[Component data from apps and pages]
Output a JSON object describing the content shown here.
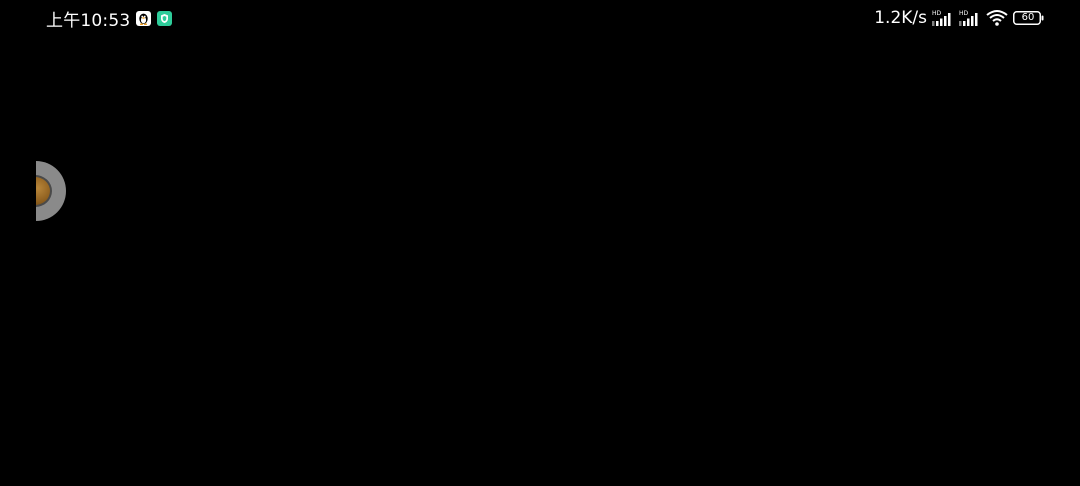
{
  "status_bar": {
    "time": "上午10:53",
    "notifications": [
      {
        "icon": "qq-penguin-icon"
      },
      {
        "icon": "security-app-icon",
        "color": "#2ecc9a"
      }
    ],
    "network_speed": "1.2K/s",
    "signal_1": {
      "label": "HD",
      "icon": "cellular-signal-icon"
    },
    "signal_2": {
      "label": "HD",
      "icon": "cellular-signal-icon"
    },
    "wifi": {
      "icon": "wifi-icon"
    },
    "battery": {
      "level": "60",
      "icon": "battery-icon"
    }
  },
  "floating_ball": {
    "icon": "floating-assistant-icon"
  },
  "colors": {
    "background": "#000000",
    "status_text": "#ffffff",
    "accent_green": "#2ecc9a",
    "ball_ring": "#8a8a8a",
    "ball_core": "#a87530"
  }
}
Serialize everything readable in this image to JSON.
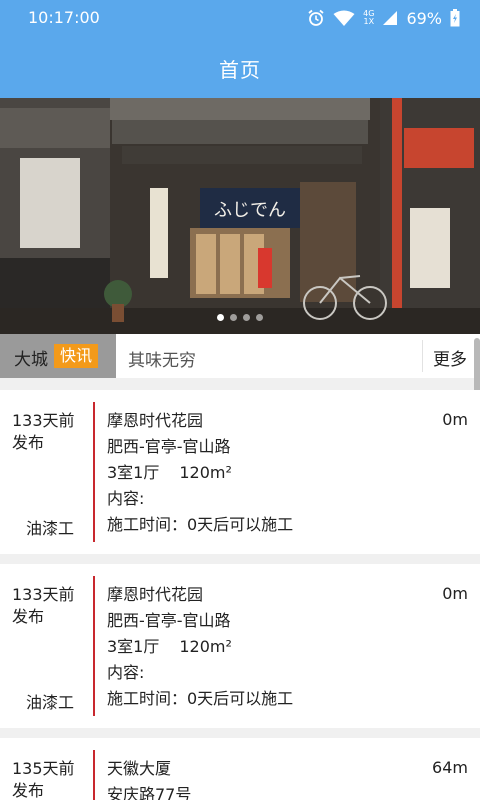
{
  "status": {
    "time": "10:17:00",
    "battery": "69%",
    "net_top": "4G",
    "net_bottom": "1X"
  },
  "header": {
    "title": "首页"
  },
  "banner": {
    "slides": 4,
    "active_index": 0,
    "shop_sign": "ふじでん"
  },
  "news": {
    "city": "大城",
    "tag": "快讯",
    "headline": "其味无穷",
    "more": "更多"
  },
  "listings": [
    {
      "ago": "133天前发布",
      "trade": "油漆工",
      "name": "摩恩时代花园",
      "distance": "0m",
      "area": "肥西-官亭-官山路",
      "rooms": "3室1厅",
      "size": "120m²",
      "content_label": "内容:",
      "schedule": "施工时间：0天后可以施工"
    },
    {
      "ago": "133天前发布",
      "trade": "油漆工",
      "name": "摩恩时代花园",
      "distance": "0m",
      "area": "肥西-官亭-官山路",
      "rooms": "3室1厅",
      "size": "120m²",
      "content_label": "内容:",
      "schedule": "施工时间：0天后可以施工"
    },
    {
      "ago": "135天前发布",
      "name": "天徽大厦",
      "distance": "64m",
      "area": "安庆路77号"
    }
  ],
  "colors": {
    "header": "#5aa8ec",
    "tag": "#f39a1a",
    "divider": "#c8282e"
  }
}
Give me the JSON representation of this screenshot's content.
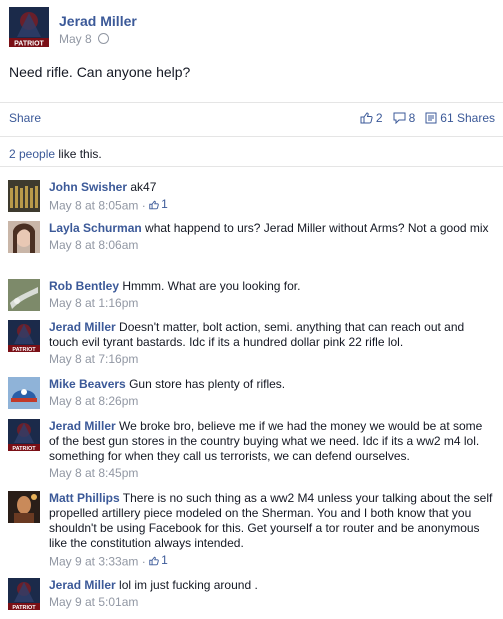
{
  "post": {
    "author": "Jerad Miller",
    "date": "May 8",
    "text": "Need rifle. Can anyone help?"
  },
  "actions": {
    "share": "Share",
    "likes": "2",
    "comments": "8",
    "shares": "61 Shares"
  },
  "likes_summary": {
    "people": "2 people",
    "rest": " like this."
  },
  "comments": [
    {
      "name": "John Swisher",
      "text": "ak47",
      "time": "May 8 at 8:05am",
      "likes": "1"
    },
    {
      "name": "Layla Schurman",
      "text": "what happend to urs? Jerad Miller without Arms? Not a good mix",
      "time": "May 8 at 8:06am"
    },
    {
      "name": "Rob Bentley",
      "text": "Hmmm. What are you looking for.",
      "time": "May 8 at 1:16pm"
    },
    {
      "name": "Jerad Miller",
      "text": "Doesn't matter, bolt action, semi. anything that can reach out and touch evil tyrant bastards. Idc if its a hundred dollar pink 22 rifle lol.",
      "time": "May 8 at 7:16pm"
    },
    {
      "name": "Mike Beavers",
      "text": "Gun store has plenty of rifles.",
      "time": "May 8 at 8:26pm"
    },
    {
      "name": "Jerad Miller",
      "text": "We broke bro, believe me if we had the money we would be at some of the best gun stores in the country buying what we need. Idc if its a ww2 m4 lol. something for when they call us terrorists, we can defend ourselves.",
      "time": "May 8 at 8:45pm"
    },
    {
      "name": "Matt Phillips",
      "text": "There is no such thing as a ww2 M4 unless your talking about the self propelled artillery piece modeled on the Sherman. You and I both know that you shouldn't be using Facebook for this. Get yourself a tor router and be anonymous like the constitution always intended.",
      "time": "May 9 at 3:33am",
      "likes": "1"
    },
    {
      "name": "Jerad Miller",
      "text": "lol im just fucking around .",
      "time": "May 9 at 5:01am"
    }
  ],
  "meta": {
    "separator": " · "
  },
  "avatar_text": "PATRIOT",
  "colors": {
    "link": "#3b5998",
    "meta": "#9197a3",
    "border": "#e5e5e5"
  }
}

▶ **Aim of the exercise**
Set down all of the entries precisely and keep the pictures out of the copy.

▶ **Task answer**
Output a JSON object describing the content shown here.
{
  "status_bar": {
    "time": "上午10:53",
    "notifications": [
      {
        "icon": "qq-penguin-icon"
      },
      {
        "icon": "security-app-icon",
        "color": "#2ecc9a"
      }
    ],
    "network_speed": "1.2K/s",
    "signal_1": {
      "label": "HD",
      "icon": "cellular-signal-icon"
    },
    "signal_2": {
      "label": "HD",
      "icon": "cellular-signal-icon"
    },
    "wifi": {
      "icon": "wifi-icon"
    },
    "battery": {
      "level": "60",
      "icon": "battery-icon"
    }
  },
  "floating_ball": {
    "icon": "floating-assistant-icon"
  },
  "colors": {
    "background": "#000000",
    "status_text": "#ffffff",
    "accent_green": "#2ecc9a",
    "ball_ring": "#8a8a8a",
    "ball_core": "#a87530"
  }
}
Serialize everything readable in this image to JSON.
{
  "status": {
    "time": "10:17:00",
    "battery": "69%",
    "net_top": "4G",
    "net_bottom": "1X"
  },
  "header": {
    "title": "首页"
  },
  "banner": {
    "slides": 4,
    "active_index": 0,
    "shop_sign": "ふじでん"
  },
  "news": {
    "city": "大城",
    "tag": "快讯",
    "headline": "其味无穷",
    "more": "更多"
  },
  "listings": [
    {
      "ago": "133天前发布",
      "trade": "油漆工",
      "name": "摩恩时代花园",
      "distance": "0m",
      "area": "肥西-官亭-官山路",
      "rooms": "3室1厅",
      "size": "120m²",
      "content_label": "内容:",
      "schedule": "施工时间：0天后可以施工"
    },
    {
      "ago": "133天前发布",
      "trade": "油漆工",
      "name": "摩恩时代花园",
      "distance": "0m",
      "area": "肥西-官亭-官山路",
      "rooms": "3室1厅",
      "size": "120m²",
      "content_label": "内容:",
      "schedule": "施工时间：0天后可以施工"
    },
    {
      "ago": "135天前发布",
      "name": "天徽大厦",
      "distance": "64m",
      "area": "安庆路77号"
    }
  ],
  "colors": {
    "header": "#5aa8ec",
    "tag": "#f39a1a",
    "divider": "#c8282e"
  }
}
Give me the JSON representation of this screenshot's content.
{
  "post": {
    "author": "Jerad Miller",
    "date": "May 8",
    "text": "Need rifle. Can anyone help?"
  },
  "actions": {
    "share": "Share",
    "likes": "2",
    "comments": "8",
    "shares": "61 Shares"
  },
  "likes_summary": {
    "people": "2 people",
    "rest": " like this."
  },
  "comments": [
    {
      "name": "John Swisher",
      "text": "ak47",
      "time": "May 8 at 8:05am",
      "likes": "1"
    },
    {
      "name": "Layla Schurman",
      "text": "what happend to urs? Jerad Miller without Arms? Not a good mix",
      "time": "May 8 at 8:06am"
    },
    {
      "name": "Rob Bentley",
      "text": "Hmmm. What are you looking for.",
      "time": "May 8 at 1:16pm"
    },
    {
      "name": "Jerad Miller",
      "text": "Doesn't matter, bolt action, semi. anything that can reach out and touch evil tyrant bastards. Idc if its a hundred dollar pink 22 rifle lol.",
      "time": "May 8 at 7:16pm"
    },
    {
      "name": "Mike Beavers",
      "text": "Gun store has plenty of rifles.",
      "time": "May 8 at 8:26pm"
    },
    {
      "name": "Jerad Miller",
      "text": "We broke bro, believe me if we had the money we would be at some of the best gun stores in the country buying what we need. Idc if its a ww2 m4 lol. something for when they call us terrorists, we can defend ourselves.",
      "time": "May 8 at 8:45pm"
    },
    {
      "name": "Matt Phillips",
      "text": "There is no such thing as a ww2 M4 unless your talking about the self propelled artillery piece modeled on the Sherman. You and I both know that you shouldn't be using Facebook for this. Get yourself a tor router and be anonymous like the constitution always intended.",
      "time": "May 9 at 3:33am",
      "likes": "1"
    },
    {
      "name": "Jerad Miller",
      "text": "lol im just fucking around .",
      "time": "May 9 at 5:01am"
    }
  ],
  "meta": {
    "separator": " · "
  },
  "avatar_text": "PATRIOT",
  "colors": {
    "link": "#3b5998",
    "meta": "#9197a3",
    "border": "#e5e5e5"
  }
}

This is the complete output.